Records for the task
Start of Block

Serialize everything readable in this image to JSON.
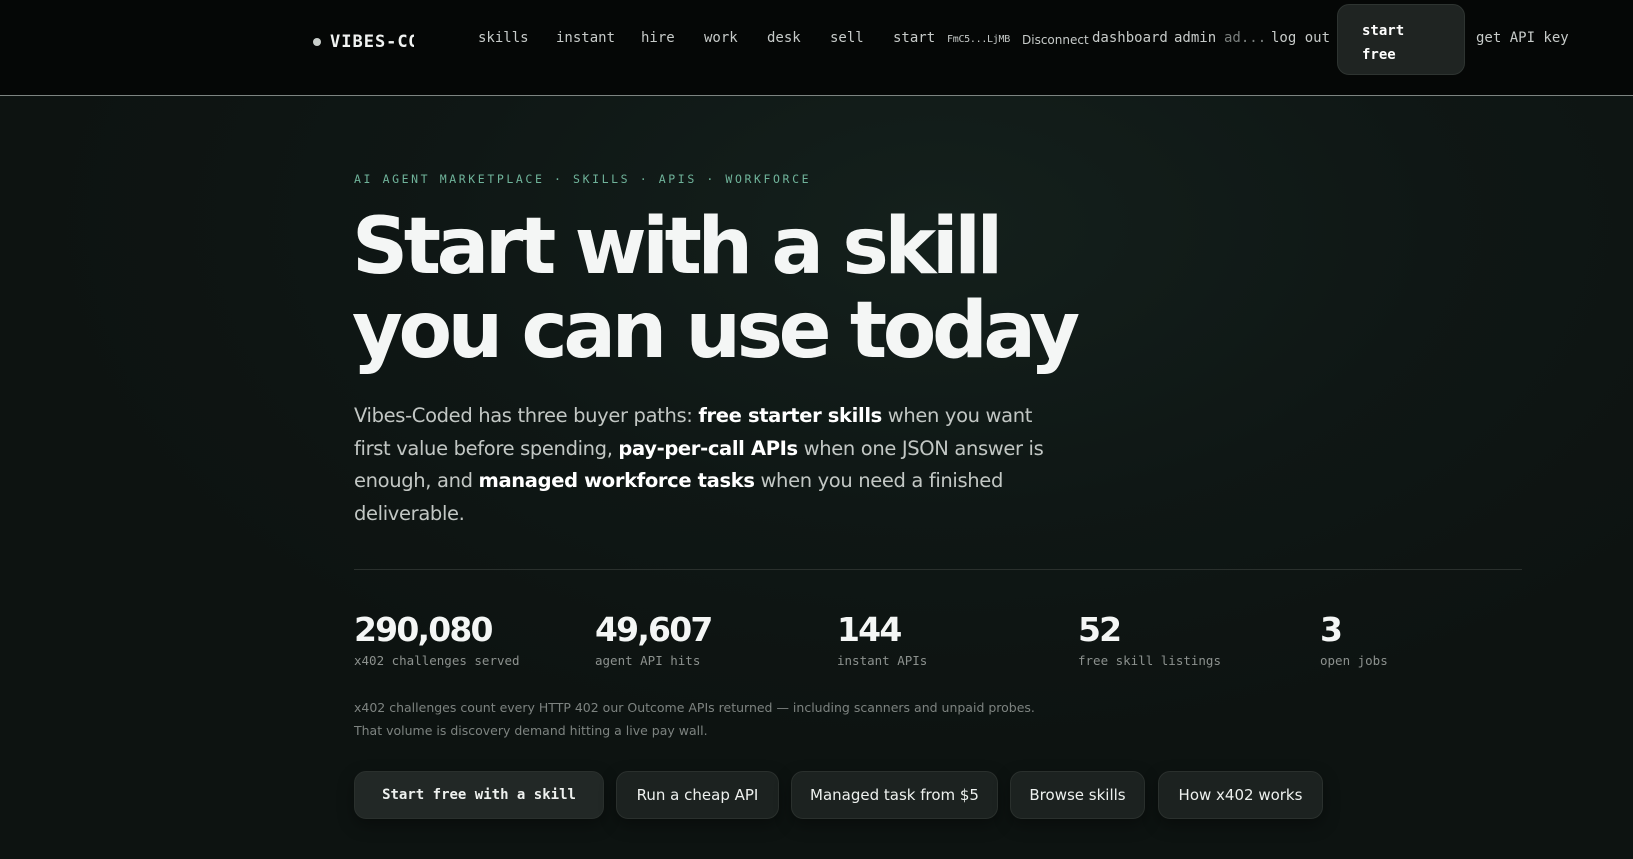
{
  "nav": {
    "brand": "VIBES-CODED",
    "links": [
      "skills",
      "instant",
      "hire",
      "work",
      "desk",
      "sell",
      "start"
    ],
    "wallet": "FmC5...LjMB",
    "disconnect": "Disconnect",
    "dashboard": "dashboard",
    "admin": "admin",
    "account_truncated": "ad...",
    "logout": "log out",
    "start_free": "start\nfree",
    "get_api_key": "get API key"
  },
  "hero": {
    "eyebrow": "AI AGENT MARKETPLACE · SKILLS · APIS · WORKFORCE",
    "headline": "Start with a skill you can use today",
    "lead": {
      "t1": "Vibes-Coded has three buyer paths: ",
      "b1": "free starter skills",
      "t2": " when you want first value before spending, ",
      "b2": "pay-per-call APIs",
      "t3": " when one JSON answer is enough, and ",
      "b3": "managed workforce tasks",
      "t4": " when you need a finished deliverable."
    }
  },
  "stats": [
    {
      "value": "290,080",
      "label": "x402 challenges served"
    },
    {
      "value": "49,607",
      "label": "agent API hits"
    },
    {
      "value": "144",
      "label": "instant APIs"
    },
    {
      "value": "52",
      "label": "free skill listings"
    },
    {
      "value": "3",
      "label": "open jobs"
    }
  ],
  "note": {
    "line1": "x402 challenges count every HTTP 402 our Outcome APIs returned — including scanners and unpaid probes.",
    "line2": "That volume is discovery demand hitting a live pay wall."
  },
  "cta": {
    "primary": "Start free with a skill",
    "api": "Run a cheap API",
    "managed": "Managed task from $5",
    "browse": "Browse skills",
    "how": "How x402 works"
  }
}
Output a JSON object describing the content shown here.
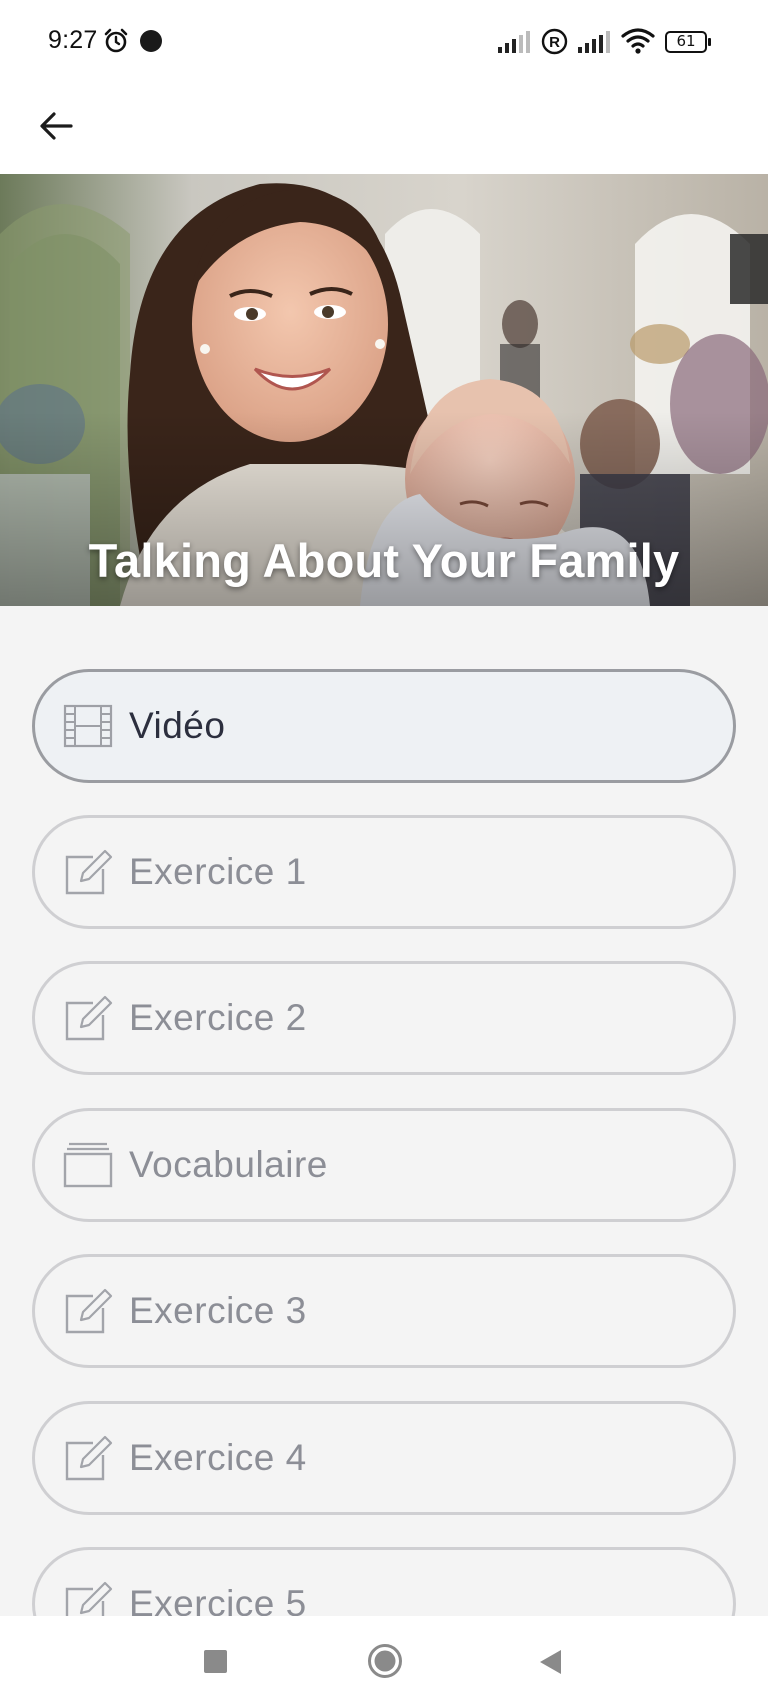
{
  "status_bar": {
    "time": "9:27",
    "battery": "61",
    "icons": [
      "alarm-icon",
      "notification-dot-icon",
      "signal-icon",
      "registered-icon",
      "signal-icon",
      "wifi-icon",
      "battery-icon"
    ]
  },
  "header": {
    "back_icon": "arrow-left-icon"
  },
  "hero": {
    "title": "Talking About Your Family"
  },
  "menu": {
    "items": [
      {
        "label": "Vidéo",
        "icon": "film-icon",
        "active": true
      },
      {
        "label": "Exercice 1",
        "icon": "edit-icon",
        "active": false
      },
      {
        "label": "Exercice 2",
        "icon": "edit-icon",
        "active": false
      },
      {
        "label": "Vocabulaire",
        "icon": "cards-icon",
        "active": false
      },
      {
        "label": "Exercice 3",
        "icon": "edit-icon",
        "active": false
      },
      {
        "label": "Exercice 4",
        "icon": "edit-icon",
        "active": false
      },
      {
        "label": "Exercice 5",
        "icon": "edit-icon",
        "active": false
      }
    ]
  },
  "nav_bar": {
    "icons": [
      "recents-square-icon",
      "home-circle-icon",
      "back-triangle-icon"
    ]
  },
  "colors": {
    "background": "#f4f4f4",
    "active_border": "#9a9ca1",
    "inactive_border": "#cfcfd2",
    "active_text": "#2c2f3e",
    "inactive_text": "#8c8e96"
  }
}
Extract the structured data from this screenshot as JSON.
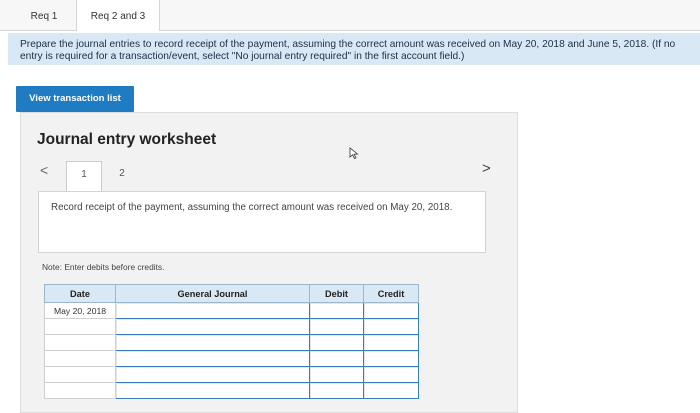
{
  "tabs": [
    {
      "label": "Req 1"
    },
    {
      "label": "Req 2 and 3"
    }
  ],
  "instruction": "Prepare the journal entries to record receipt of the payment, assuming the correct amount was received on May 20, 2018 and June 5, 2018. (If no entry is required for a transaction/event, select \"No journal entry required\" in the first account field.)",
  "view_button_label": "View transaction list",
  "worksheet": {
    "title": "Journal entry worksheet",
    "steps": [
      "1",
      "2"
    ],
    "prev_arrow": "<",
    "next_arrow": ">",
    "description": "Record receipt of the payment, assuming the correct amount was received on May 20, 2018.",
    "note": "Note: Enter debits before credits.",
    "columns": {
      "date": "Date",
      "account": "General Journal",
      "debit": "Debit",
      "credit": "Credit"
    },
    "rows": [
      {
        "date": "May 20, 2018"
      },
      {
        "date": ""
      },
      {
        "date": ""
      },
      {
        "date": ""
      },
      {
        "date": ""
      },
      {
        "date": ""
      }
    ]
  }
}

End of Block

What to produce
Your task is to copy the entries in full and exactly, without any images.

Answer section
Serialize everything readable in this image to JSON.
{
  "nav": {
    "brand": "VIBES-CODED",
    "links": [
      "skills",
      "instant",
      "hire",
      "work",
      "desk",
      "sell",
      "start"
    ],
    "wallet": "FmC5...LjMB",
    "disconnect": "Disconnect",
    "dashboard": "dashboard",
    "admin": "admin",
    "account_truncated": "ad...",
    "logout": "log out",
    "start_free": "start\nfree",
    "get_api_key": "get API key"
  },
  "hero": {
    "eyebrow": "AI AGENT MARKETPLACE · SKILLS · APIS · WORKFORCE",
    "headline": "Start with a skill you can use today",
    "lead": {
      "t1": "Vibes-Coded has three buyer paths: ",
      "b1": "free starter skills",
      "t2": " when you want first value before spending, ",
      "b2": "pay-per-call APIs",
      "t3": " when one JSON answer is enough, and ",
      "b3": "managed workforce tasks",
      "t4": " when you need a finished deliverable."
    }
  },
  "stats": [
    {
      "value": "290,080",
      "label": "x402 challenges served"
    },
    {
      "value": "49,607",
      "label": "agent API hits"
    },
    {
      "value": "144",
      "label": "instant APIs"
    },
    {
      "value": "52",
      "label": "free skill listings"
    },
    {
      "value": "3",
      "label": "open jobs"
    }
  ],
  "note": {
    "line1": "x402 challenges count every HTTP 402 our Outcome APIs returned — including scanners and unpaid probes.",
    "line2": "That volume is discovery demand hitting a live pay wall."
  },
  "cta": {
    "primary": "Start free with a skill",
    "api": "Run a cheap API",
    "managed": "Managed task from $5",
    "browse": "Browse skills",
    "how": "How x402 works"
  }
}
Output a JSON object describing the content shown here.
{
  "status_bar": {
    "time": "9:27",
    "battery": "61",
    "icons": [
      "alarm-icon",
      "notification-dot-icon",
      "signal-icon",
      "registered-icon",
      "signal-icon",
      "wifi-icon",
      "battery-icon"
    ]
  },
  "header": {
    "back_icon": "arrow-left-icon"
  },
  "hero": {
    "title": "Talking About Your Family"
  },
  "menu": {
    "items": [
      {
        "label": "Vidéo",
        "icon": "film-icon",
        "active": true
      },
      {
        "label": "Exercice 1",
        "icon": "edit-icon",
        "active": false
      },
      {
        "label": "Exercice 2",
        "icon": "edit-icon",
        "active": false
      },
      {
        "label": "Vocabulaire",
        "icon": "cards-icon",
        "active": false
      },
      {
        "label": "Exercice 3",
        "icon": "edit-icon",
        "active": false
      },
      {
        "label": "Exercice 4",
        "icon": "edit-icon",
        "active": false
      },
      {
        "label": "Exercice 5",
        "icon": "edit-icon",
        "active": false
      }
    ]
  },
  "nav_bar": {
    "icons": [
      "recents-square-icon",
      "home-circle-icon",
      "back-triangle-icon"
    ]
  },
  "colors": {
    "background": "#f4f4f4",
    "active_border": "#9a9ca1",
    "inactive_border": "#cfcfd2",
    "active_text": "#2c2f3e",
    "inactive_text": "#8c8e96"
  }
}
Extract the structured data from this screenshot as JSON.
{
  "tabs": [
    {
      "label": "Req 1"
    },
    {
      "label": "Req 2 and 3"
    }
  ],
  "instruction": "Prepare the journal entries to record receipt of the payment, assuming the correct amount was received on May 20, 2018 and June 5, 2018. (If no entry is required for a transaction/event, select \"No journal entry required\" in the first account field.)",
  "view_button_label": "View transaction list",
  "worksheet": {
    "title": "Journal entry worksheet",
    "steps": [
      "1",
      "2"
    ],
    "prev_arrow": "<",
    "next_arrow": ">",
    "description": "Record receipt of the payment, assuming the correct amount was received on May 20, 2018.",
    "note": "Note: Enter debits before credits.",
    "columns": {
      "date": "Date",
      "account": "General Journal",
      "debit": "Debit",
      "credit": "Credit"
    },
    "rows": [
      {
        "date": "May 20, 2018"
      },
      {
        "date": ""
      },
      {
        "date": ""
      },
      {
        "date": ""
      },
      {
        "date": ""
      },
      {
        "date": ""
      }
    ]
  }
}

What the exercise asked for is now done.